My father said, So what do you do?
I stopped, and replied, I sing in the choir.
Choir? said Mother, That must take some work.
I said, It takes a lot,

And practice. He flicked his ash
Into the hearth and I tried to stand taller.
It fell as small snow. My shoes were tight.
Do you perform?
Not on my own, Ma, I said, But we do.
The choir. We are many. She dropped her head
As he made a noise.
Outside was getting in, between the drapes.

I wish you’d told us, she said,
We’d like to have known before now.
The fire cracked. He made the noise again,
Looking down.
We could have come to watch.
You can still come, I said, eager as a boy.

Oh, I don’t know. He could still speak
To throw me off.

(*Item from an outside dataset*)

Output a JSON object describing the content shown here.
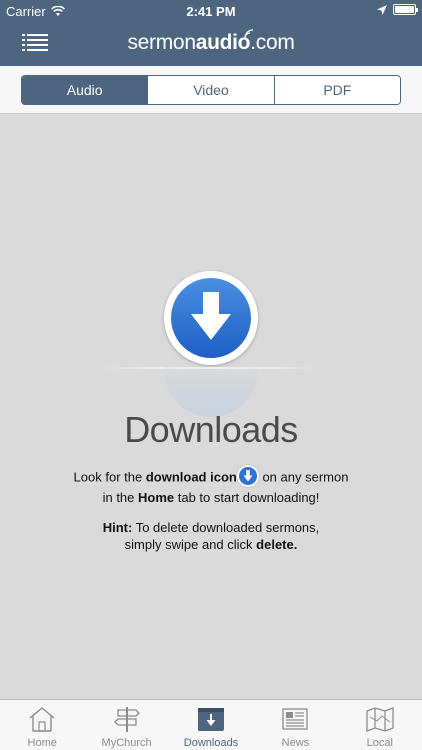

He sucked on the end of it,
Chucked it in to burn. It’s a bit late for that now.
Season’s nearly over, eh.
There is no season, I said. There is no season,
Mother said, pushing in,
It’s all the time. He rubbed his red hands fast.
Oh well, he said, You’ll let us know how

You’re getting along.
What do you sing? she said, craning up.
Oh, I said, Just songs. Everything.
Yes, we said, Yes. He was still looking
Down at the wood, white, shaking into air
And fading out of sight, out of being.
I saw her eyes were closed.